═══ Data to process

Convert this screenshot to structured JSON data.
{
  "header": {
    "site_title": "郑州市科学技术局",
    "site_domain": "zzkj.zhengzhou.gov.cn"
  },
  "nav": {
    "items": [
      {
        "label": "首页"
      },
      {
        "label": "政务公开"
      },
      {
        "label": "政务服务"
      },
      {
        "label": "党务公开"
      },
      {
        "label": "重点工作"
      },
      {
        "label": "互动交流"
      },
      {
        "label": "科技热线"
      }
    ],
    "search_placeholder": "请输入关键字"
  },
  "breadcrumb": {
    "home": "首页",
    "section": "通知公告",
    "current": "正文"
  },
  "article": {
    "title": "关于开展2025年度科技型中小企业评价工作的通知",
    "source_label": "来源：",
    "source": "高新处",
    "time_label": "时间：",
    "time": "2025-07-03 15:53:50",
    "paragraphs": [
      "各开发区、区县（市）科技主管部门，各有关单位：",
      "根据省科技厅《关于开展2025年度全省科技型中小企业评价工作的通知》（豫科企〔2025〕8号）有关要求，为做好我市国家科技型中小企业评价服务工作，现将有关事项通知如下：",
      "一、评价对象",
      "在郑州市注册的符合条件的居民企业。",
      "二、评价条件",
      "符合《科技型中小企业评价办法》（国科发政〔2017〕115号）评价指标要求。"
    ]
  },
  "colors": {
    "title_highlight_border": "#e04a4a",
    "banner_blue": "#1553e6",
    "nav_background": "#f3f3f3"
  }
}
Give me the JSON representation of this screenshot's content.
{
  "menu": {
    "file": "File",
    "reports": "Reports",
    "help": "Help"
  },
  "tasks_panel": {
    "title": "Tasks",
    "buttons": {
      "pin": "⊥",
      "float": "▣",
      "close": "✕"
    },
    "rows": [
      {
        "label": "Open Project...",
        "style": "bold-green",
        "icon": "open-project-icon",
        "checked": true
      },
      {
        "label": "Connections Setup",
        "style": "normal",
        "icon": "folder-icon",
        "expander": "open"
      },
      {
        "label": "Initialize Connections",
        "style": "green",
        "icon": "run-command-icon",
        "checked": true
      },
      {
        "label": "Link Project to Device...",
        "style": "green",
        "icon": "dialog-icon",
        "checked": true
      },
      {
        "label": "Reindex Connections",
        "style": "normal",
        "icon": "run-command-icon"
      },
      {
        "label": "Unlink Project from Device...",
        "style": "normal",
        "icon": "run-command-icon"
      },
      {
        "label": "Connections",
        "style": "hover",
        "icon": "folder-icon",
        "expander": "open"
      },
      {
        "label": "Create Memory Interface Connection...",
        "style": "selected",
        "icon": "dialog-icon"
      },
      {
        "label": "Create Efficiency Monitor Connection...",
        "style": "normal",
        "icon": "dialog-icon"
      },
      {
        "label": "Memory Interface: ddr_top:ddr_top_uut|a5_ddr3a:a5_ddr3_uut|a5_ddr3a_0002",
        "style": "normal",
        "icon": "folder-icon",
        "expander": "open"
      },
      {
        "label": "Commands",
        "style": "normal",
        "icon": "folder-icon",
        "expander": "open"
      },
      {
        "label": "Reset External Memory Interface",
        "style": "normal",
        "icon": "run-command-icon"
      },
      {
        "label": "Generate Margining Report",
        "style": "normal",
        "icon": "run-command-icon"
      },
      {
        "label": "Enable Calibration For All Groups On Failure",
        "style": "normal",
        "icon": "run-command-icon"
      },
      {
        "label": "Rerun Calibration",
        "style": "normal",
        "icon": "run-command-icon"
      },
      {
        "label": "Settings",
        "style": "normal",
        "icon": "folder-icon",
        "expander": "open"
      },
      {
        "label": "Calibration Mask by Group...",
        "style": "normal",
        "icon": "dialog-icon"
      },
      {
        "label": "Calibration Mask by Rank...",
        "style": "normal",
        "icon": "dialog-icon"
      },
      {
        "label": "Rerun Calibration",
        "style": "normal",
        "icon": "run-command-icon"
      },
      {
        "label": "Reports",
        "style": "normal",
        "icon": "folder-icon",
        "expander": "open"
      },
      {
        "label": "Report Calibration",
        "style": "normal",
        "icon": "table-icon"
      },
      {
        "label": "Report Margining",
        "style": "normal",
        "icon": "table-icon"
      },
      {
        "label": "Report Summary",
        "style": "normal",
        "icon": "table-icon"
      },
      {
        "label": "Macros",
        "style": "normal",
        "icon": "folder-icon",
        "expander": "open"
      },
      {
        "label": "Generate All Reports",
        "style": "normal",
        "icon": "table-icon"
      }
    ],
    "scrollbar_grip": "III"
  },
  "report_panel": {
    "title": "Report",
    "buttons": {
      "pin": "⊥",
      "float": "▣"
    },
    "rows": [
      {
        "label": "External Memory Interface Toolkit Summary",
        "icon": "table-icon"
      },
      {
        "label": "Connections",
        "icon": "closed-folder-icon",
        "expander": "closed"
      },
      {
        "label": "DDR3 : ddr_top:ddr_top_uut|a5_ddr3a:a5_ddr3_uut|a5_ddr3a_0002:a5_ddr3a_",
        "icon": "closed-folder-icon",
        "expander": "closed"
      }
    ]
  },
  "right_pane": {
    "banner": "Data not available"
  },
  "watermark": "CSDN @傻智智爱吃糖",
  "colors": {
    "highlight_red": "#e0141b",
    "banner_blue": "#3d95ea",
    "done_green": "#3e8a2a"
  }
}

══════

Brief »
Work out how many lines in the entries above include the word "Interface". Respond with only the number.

Response to the task »
4